Write out the records once more, exactly as given.

┌──

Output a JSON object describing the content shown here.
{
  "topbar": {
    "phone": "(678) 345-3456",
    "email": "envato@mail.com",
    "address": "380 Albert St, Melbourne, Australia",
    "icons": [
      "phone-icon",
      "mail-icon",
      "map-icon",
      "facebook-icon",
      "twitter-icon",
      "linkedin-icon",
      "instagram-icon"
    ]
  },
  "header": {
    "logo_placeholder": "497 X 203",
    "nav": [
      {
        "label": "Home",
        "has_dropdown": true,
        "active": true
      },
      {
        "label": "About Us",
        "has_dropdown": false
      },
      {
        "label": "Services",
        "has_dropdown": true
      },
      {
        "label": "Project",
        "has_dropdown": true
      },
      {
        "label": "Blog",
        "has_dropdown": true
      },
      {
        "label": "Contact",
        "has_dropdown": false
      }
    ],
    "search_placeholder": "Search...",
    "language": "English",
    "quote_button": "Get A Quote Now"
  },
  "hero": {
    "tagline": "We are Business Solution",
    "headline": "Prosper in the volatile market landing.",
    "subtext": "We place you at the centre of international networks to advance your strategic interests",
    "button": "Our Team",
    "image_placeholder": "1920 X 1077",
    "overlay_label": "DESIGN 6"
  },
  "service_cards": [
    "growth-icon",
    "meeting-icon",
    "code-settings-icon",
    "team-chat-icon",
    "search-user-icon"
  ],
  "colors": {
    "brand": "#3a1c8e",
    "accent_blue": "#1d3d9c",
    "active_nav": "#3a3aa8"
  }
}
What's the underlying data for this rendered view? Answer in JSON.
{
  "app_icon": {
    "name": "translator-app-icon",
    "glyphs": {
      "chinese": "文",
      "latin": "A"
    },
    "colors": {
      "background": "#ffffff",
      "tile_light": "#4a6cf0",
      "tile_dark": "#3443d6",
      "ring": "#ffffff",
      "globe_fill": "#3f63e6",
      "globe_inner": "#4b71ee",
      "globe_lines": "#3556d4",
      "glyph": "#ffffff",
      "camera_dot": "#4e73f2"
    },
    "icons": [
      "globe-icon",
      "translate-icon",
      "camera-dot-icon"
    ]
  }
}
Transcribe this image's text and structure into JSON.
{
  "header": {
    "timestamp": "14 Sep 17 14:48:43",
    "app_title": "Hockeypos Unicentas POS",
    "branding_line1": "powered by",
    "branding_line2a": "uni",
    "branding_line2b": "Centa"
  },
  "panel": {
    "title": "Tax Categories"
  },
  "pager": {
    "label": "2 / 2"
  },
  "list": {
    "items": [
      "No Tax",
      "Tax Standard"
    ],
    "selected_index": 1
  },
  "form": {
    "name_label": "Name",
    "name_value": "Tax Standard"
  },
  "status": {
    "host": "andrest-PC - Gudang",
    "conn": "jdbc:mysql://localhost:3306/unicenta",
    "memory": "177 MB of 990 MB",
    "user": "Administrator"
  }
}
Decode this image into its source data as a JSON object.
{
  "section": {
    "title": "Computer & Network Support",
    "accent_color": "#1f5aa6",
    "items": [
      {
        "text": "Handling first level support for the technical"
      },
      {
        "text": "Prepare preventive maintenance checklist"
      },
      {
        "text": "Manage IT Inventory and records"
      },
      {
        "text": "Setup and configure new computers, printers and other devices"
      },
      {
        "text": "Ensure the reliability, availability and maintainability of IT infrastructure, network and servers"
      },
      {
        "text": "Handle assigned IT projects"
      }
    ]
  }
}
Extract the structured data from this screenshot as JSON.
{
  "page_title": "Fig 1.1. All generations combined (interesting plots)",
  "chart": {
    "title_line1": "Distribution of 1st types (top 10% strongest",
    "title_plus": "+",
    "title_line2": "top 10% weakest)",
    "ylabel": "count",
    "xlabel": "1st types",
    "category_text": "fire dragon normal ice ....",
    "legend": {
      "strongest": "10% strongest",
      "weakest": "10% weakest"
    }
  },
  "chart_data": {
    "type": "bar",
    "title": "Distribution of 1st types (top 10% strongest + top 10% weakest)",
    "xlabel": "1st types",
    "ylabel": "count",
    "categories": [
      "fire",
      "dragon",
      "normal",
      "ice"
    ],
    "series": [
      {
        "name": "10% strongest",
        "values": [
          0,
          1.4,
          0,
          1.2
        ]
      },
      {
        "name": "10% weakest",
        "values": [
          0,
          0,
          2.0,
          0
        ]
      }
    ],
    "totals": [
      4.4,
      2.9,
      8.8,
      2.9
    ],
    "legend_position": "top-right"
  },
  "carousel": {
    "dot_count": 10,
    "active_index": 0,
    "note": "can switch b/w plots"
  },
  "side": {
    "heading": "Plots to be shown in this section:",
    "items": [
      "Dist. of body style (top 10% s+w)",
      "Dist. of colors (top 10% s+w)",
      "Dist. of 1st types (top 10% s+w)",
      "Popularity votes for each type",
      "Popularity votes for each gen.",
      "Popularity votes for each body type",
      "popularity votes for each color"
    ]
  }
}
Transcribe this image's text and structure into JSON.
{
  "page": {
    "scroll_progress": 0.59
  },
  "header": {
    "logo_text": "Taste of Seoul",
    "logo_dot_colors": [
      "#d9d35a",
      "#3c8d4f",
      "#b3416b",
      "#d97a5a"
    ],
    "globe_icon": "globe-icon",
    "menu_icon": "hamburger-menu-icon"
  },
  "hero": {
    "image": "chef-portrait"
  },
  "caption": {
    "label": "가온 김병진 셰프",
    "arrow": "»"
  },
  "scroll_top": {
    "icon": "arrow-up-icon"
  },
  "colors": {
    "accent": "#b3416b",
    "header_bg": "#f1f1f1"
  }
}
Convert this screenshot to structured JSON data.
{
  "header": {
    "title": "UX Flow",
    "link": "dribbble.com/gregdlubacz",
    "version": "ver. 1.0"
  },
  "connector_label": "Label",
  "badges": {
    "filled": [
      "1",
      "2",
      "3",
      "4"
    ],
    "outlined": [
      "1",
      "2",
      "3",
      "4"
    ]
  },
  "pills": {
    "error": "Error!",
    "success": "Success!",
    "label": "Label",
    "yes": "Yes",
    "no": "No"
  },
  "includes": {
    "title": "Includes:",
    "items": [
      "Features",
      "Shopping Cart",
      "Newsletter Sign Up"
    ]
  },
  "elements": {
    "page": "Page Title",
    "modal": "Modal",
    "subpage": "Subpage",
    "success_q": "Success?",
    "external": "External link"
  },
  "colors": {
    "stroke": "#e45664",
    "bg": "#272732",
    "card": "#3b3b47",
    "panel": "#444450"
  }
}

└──

> Output of the task
Output a JSON object describing the content shown here.
{
  "topbar": {
    "phone": "(678) 345-3456",
    "email": "envato@mail.com",
    "address": "380 Albert St, Melbourne, Australia",
    "icons": [
      "phone-icon",
      "mail-icon",
      "map-icon",
      "facebook-icon",
      "twitter-icon",
      "linkedin-icon",
      "instagram-icon"
    ]
  },
  "header": {
    "logo_placeholder": "497 X 203",
    "nav": [
      {
        "label": "Home",
        "has_dropdown": true,
        "active": true
      },
      {
        "label": "About Us",
        "has_dropdown": false
      },
      {
        "label": "Services",
        "has_dropdown": true
      },
      {
        "label": "Project",
        "has_dropdown": true
      },
      {
        "label": "Blog",
        "has_dropdown": true
      },
      {
        "label": "Contact",
        "has_dropdown": false
      }
    ],
    "search_placeholder": "Search...",
    "language": "English",
    "quote_button": "Get A Quote Now"
  },
  "hero": {
    "tagline": "We are Business Solution",
    "headline": "Prosper in the volatile market landing.",
    "subtext": "We place you at the centre of international networks to advance your strategic interests",
    "button": "Our Team",
    "image_placeholder": "1920 X 1077",
    "overlay_label": "DESIGN 6"
  },
  "service_cards": [
    "growth-icon",
    "meeting-icon",
    "code-settings-icon",
    "team-chat-icon",
    "search-user-icon"
  ],
  "colors": {
    "brand": "#3a1c8e",
    "accent_blue": "#1d3d9c",
    "active_nav": "#3a3aa8"
  }
}
What's the underlying data for this rendered view? Answer in JSON.
{
  "app_icon": {
    "name": "translator-app-icon",
    "glyphs": {
      "chinese": "文",
      "latin": "A"
    },
    "colors": {
      "background": "#ffffff",
      "tile_light": "#4a6cf0",
      "tile_dark": "#3443d6",
      "ring": "#ffffff",
      "globe_fill": "#3f63e6",
      "globe_inner": "#4b71ee",
      "globe_lines": "#3556d4",
      "glyph": "#ffffff",
      "camera_dot": "#4e73f2"
    },
    "icons": [
      "globe-icon",
      "translate-icon",
      "camera-dot-icon"
    ]
  }
}
Transcribe this image's text and structure into JSON.
{
  "header": {
    "timestamp": "14 Sep 17 14:48:43",
    "app_title": "Hockeypos Unicentas POS",
    "branding_line1": "powered by",
    "branding_line2a": "uni",
    "branding_line2b": "Centa"
  },
  "panel": {
    "title": "Tax Categories"
  },
  "pager": {
    "label": "2 / 2"
  },
  "list": {
    "items": [
      "No Tax",
      "Tax Standard"
    ],
    "selected_index": 1
  },
  "form": {
    "name_label": "Name",
    "name_value": "Tax Standard"
  },
  "status": {
    "host": "andrest-PC - Gudang",
    "conn": "jdbc:mysql://localhost:3306/unicenta",
    "memory": "177 MB of 990 MB",
    "user": "Administrator"
  }
}
Decode this image into its source data as a JSON object.
{
  "section": {
    "title": "Computer & Network Support",
    "accent_color": "#1f5aa6",
    "items": [
      {
        "text": "Handling first level support for the technical"
      },
      {
        "text": "Prepare preventive maintenance checklist"
      },
      {
        "text": "Manage IT Inventory and records"
      },
      {
        "text": "Setup and configure new computers, printers and other devices"
      },
      {
        "text": "Ensure the reliability, availability and maintainability of IT infrastructure, network and servers"
      },
      {
        "text": "Handle assigned IT projects"
      }
    ]
  }
}
Extract the structured data from this screenshot as JSON.
{
  "page_title": "Fig 1.1. All generations combined (interesting plots)",
  "chart": {
    "title_line1": "Distribution of 1st types (top 10% strongest",
    "title_plus": "+",
    "title_line2": "top 10% weakest)",
    "ylabel": "count",
    "xlabel": "1st types",
    "category_text": "fire dragon normal ice ....",
    "legend": {
      "strongest": "10% strongest",
      "weakest": "10% weakest"
    }
  },
  "chart_data": {
    "type": "bar",
    "title": "Distribution of 1st types (top 10% strongest + top 10% weakest)",
    "xlabel": "1st types",
    "ylabel": "count",
    "categories": [
      "fire",
      "dragon",
      "normal",
      "ice"
    ],
    "series": [
      {
        "name": "10% strongest",
        "values": [
          0,
          1.4,
          0,
          1.2
        ]
      },
      {
        "name": "10% weakest",
        "values": [
          0,
          0,
          2.0,
          0
        ]
      }
    ],
    "totals": [
      4.4,
      2.9,
      8.8,
      2.9
    ],
    "legend_position": "top-right"
  },
  "carousel": {
    "dot_count": 10,
    "active_index": 0,
    "note": "can switch b/w plots"
  },
  "side": {
    "heading": "Plots to be shown in this section:",
    "items": [
      "Dist. of body style (top 10% s+w)",
      "Dist. of colors (top 10% s+w)",
      "Dist. of 1st types (top 10% s+w)",
      "Popularity votes for each type",
      "Popularity votes for each gen.",
      "Popularity votes for each body type",
      "popularity votes for each color"
    ]
  }
}
Transcribe this image's text and structure into JSON.
{
  "page": {
    "scroll_progress": 0.59
  },
  "header": {
    "logo_text": "Taste of Seoul",
    "logo_dot_colors": [
      "#d9d35a",
      "#3c8d4f",
      "#b3416b",
      "#d97a5a"
    ],
    "globe_icon": "globe-icon",
    "menu_icon": "hamburger-menu-icon"
  },
  "hero": {
    "image": "chef-portrait"
  },
  "caption": {
    "label": "가온 김병진 셰프",
    "arrow": "»"
  },
  "scroll_top": {
    "icon": "arrow-up-icon"
  },
  "colors": {
    "accent": "#b3416b",
    "header_bg": "#f1f1f1"
  }
}
Convert this screenshot to structured JSON data.
{
  "header": {
    "title": "UX Flow",
    "link": "dribbble.com/gregdlubacz",
    "version": "ver. 1.0"
  },
  "connector_label": "Label",
  "badges": {
    "filled": [
      "1",
      "2",
      "3",
      "4"
    ],
    "outlined": [
      "1",
      "2",
      "3",
      "4"
    ]
  },
  "pills": {
    "error": "Error!",
    "success": "Success!",
    "label": "Label",
    "yes": "Yes",
    "no": "No"
  },
  "includes": {
    "title": "Includes:",
    "items": [
      "Features",
      "Shopping Cart",
      "Newsletter Sign Up"
    ]
  },
  "elements": {
    "page": "Page Title",
    "modal": "Modal",
    "subpage": "Subpage",
    "success_q": "Success?",
    "external": "External link"
  },
  "colors": {
    "stroke": "#e45664",
    "bg": "#272732",
    "card": "#3b3b47",
    "panel": "#444450"
  }
}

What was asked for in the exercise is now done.